There is a category of Fantastic Books most delightful, and never to my thinking overdone, which deals with journeys to worlds beyond the earth. I confess that I care nothing whether they are well written or ill written; so long as they are written in any language that I can understand I will read them; and today as I write I have before me a notable collection of such, every one of which I have read over and over again. I remember one called the Anglo-Saxon Conquest of the Solar System or words to that effect; another of a noble kind, called Thuka of the Moon. I only mention the two together by way of contrast; and I remember one in which somebody or other went to Mars and went mad, but I forget the title.

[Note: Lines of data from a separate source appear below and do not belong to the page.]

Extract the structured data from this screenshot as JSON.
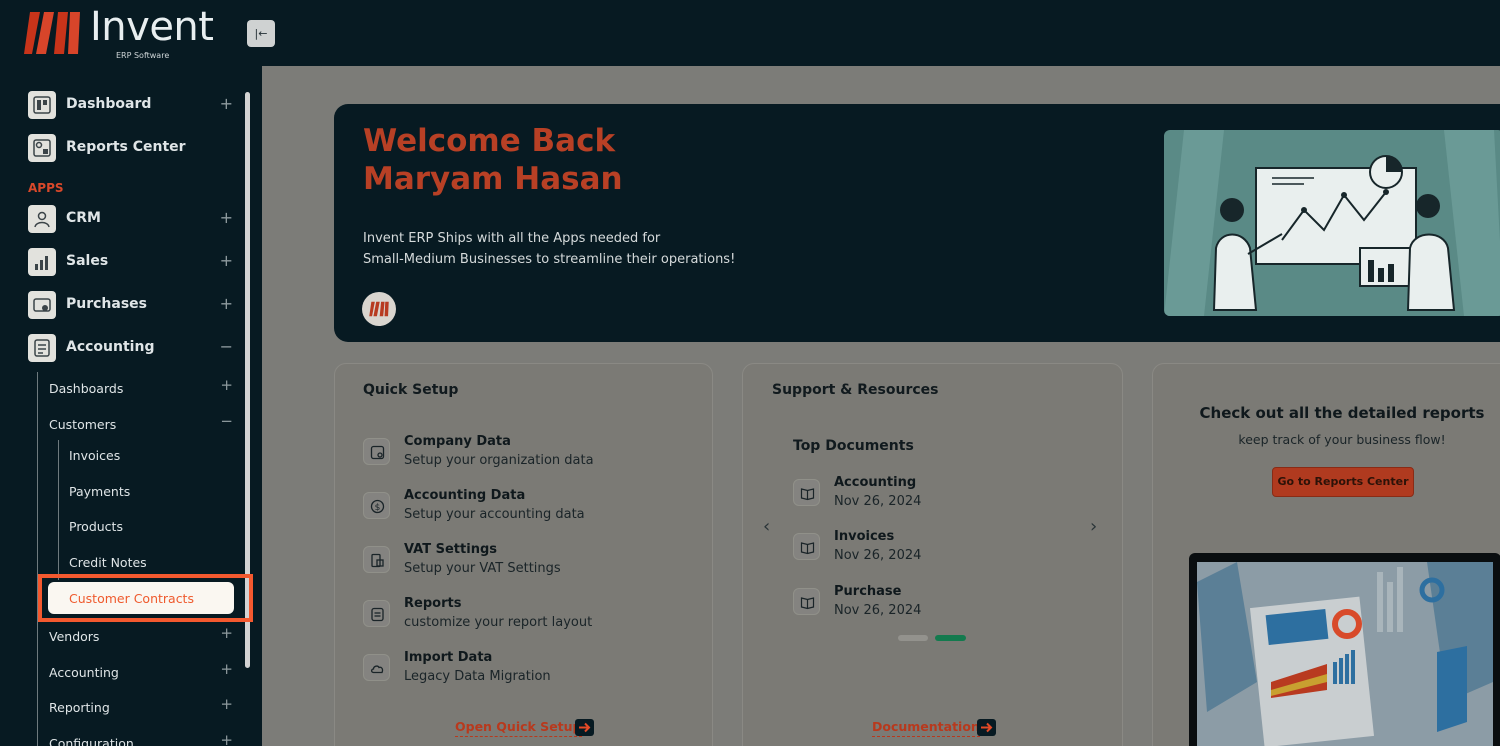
{
  "app": {
    "logo_text": "Invent",
    "logo_sub": "ERP Software",
    "collapse_icon": "collapse-left-icon"
  },
  "sidebar": {
    "main_items": [
      {
        "label": "Dashboard",
        "toggle": "+"
      },
      {
        "label": "Reports Center"
      }
    ],
    "section_label": "APPS",
    "app_items": [
      {
        "label": "CRM",
        "toggle": "+"
      },
      {
        "label": "Sales",
        "toggle": "+"
      },
      {
        "label": "Purchases",
        "toggle": "+"
      },
      {
        "label": "Accounting",
        "toggle": "−"
      }
    ],
    "accounting_children": [
      {
        "label": "Dashboards",
        "toggle": "+"
      },
      {
        "label": "Customers",
        "toggle": "−"
      }
    ],
    "customers_children": [
      "Invoices",
      "Payments",
      "Products",
      "Credit Notes"
    ],
    "active_item": "Customer Contracts",
    "after_items": [
      {
        "label": "Vendors",
        "toggle": "+"
      },
      {
        "label": "Accounting",
        "toggle": "+"
      },
      {
        "label": "Reporting",
        "toggle": "+"
      },
      {
        "label": "Configuration",
        "toggle": "+"
      }
    ]
  },
  "banner": {
    "title_line1": "Welcome Back",
    "title_line2": "Maryam Hasan",
    "desc_line1": "Invent ERP Ships with all the Apps needed for",
    "desc_line2": "Small-Medium Businesses to streamline their operations!"
  },
  "quick_setup": {
    "title": "Quick Setup",
    "items": [
      {
        "title": "Company Data",
        "sub": "Setup your organization data",
        "icon": "building-icon"
      },
      {
        "title": "Accounting Data",
        "sub": "Setup your accounting data",
        "icon": "dollar-coin-icon"
      },
      {
        "title": "VAT Settings",
        "sub": "Setup your VAT Settings",
        "icon": "vat-document-icon"
      },
      {
        "title": "Reports",
        "sub": "customize your report layout",
        "icon": "report-icon"
      },
      {
        "title": "Import Data",
        "sub": "Legacy Data Migration",
        "icon": "cloud-icon"
      }
    ],
    "link": "Open Quick Setup"
  },
  "support": {
    "title": "Support & Resources",
    "subtitle": "Top Documents",
    "docs": [
      {
        "title": "Accounting",
        "date": "Nov 26, 2024"
      },
      {
        "title": "Invoices",
        "date": "Nov 26, 2024"
      },
      {
        "title": "Purchase",
        "date": "Nov 26, 2024"
      }
    ],
    "prev": "‹",
    "next": "›",
    "link": "Documentation"
  },
  "reports": {
    "title": "Check out all the detailed reports",
    "subtitle": "keep track of your business flow!",
    "button": "Go to Reports Center"
  },
  "colors": {
    "sidebar_bg": "#071a22",
    "accent": "#f4592f",
    "overlay_bg": "#7c7c78"
  }
}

Be they as well written as the First Men in the Moon, which is or will be a classic, or as ill written as a book which I may not mention because there is a law forbidding any one to tell unpleasant truths, so long as they concern voyages to the Planets they are worth reading.
Then, also, there is the future. The Time Machine is, perhaps, the chief of them; but writers who travel into the future, good or bad, are all delightful.
You may say that they are also always a little boring because they always try to teach a lesson or to prophesy. That is true, but when you have comforted yourself with the firm conviction that prophecies of this kind are invariably and wildly wrong the disturbance which they cause in your mind will disappear. I have among my most treasured books one of the early nineteenth century, called Revelations of the Dead Alive, in which the end of our age and its opinions upon that age are presented, and it is all wrong! But it is very entertaining all the same. Most ridiculous but not least entertaining of such books are the Socialist books, the books showing humanity in the future all Socialist and going on like sticks. There is, indeed, another type of mournful Socialist book much more real and much more troubling, in which Socialism has failed, and the mass of men go on like slaves; but no matter. A prophecy (when it is scientific) is always and invariably absolutely and totally wrong:─and a great comfort it is to remember that!
Yet another sort of Fantastic Book is your Journey to Hell or to Heaven. There is one I have read and re-read. It is called The Outer Darkness. I shall never cease to read it. It is a journey to a sort of Hell, and these are as a rule more entertaining than the Heavenly journey, though why I cannot tell. Does the same hold true of Dante?
Lastly, and much the most rare and much the most valued of all are the books which are fantastic, though they cling to the present and to things known. In these I would include imaginary people in the Islands and in the Arctic, and even those which introduce half-rational beasts, for such books depend for their character not upon the matter of the fantasy, but upon the manner. There is a book called Ninety North, for instance, which is all about a race of people at the North Pole, but the power of the book resides not in the distance of the scene, but in the vision of the writer and in the little irony that trickles down every page.
Who collects them or preserves them─the Fantastic Books? No one, I think. They are not catalogued under a separate Heading. They puzzle the writers of Indices; they bewilder Librarians. They must be grouted out of the mass of rubbish as Pigs in the Perigord grout out truffles. There is no other way.
Also, in the Perigord, truffles are hunted with Hounds.
~Hilaire Belloc: from On Everything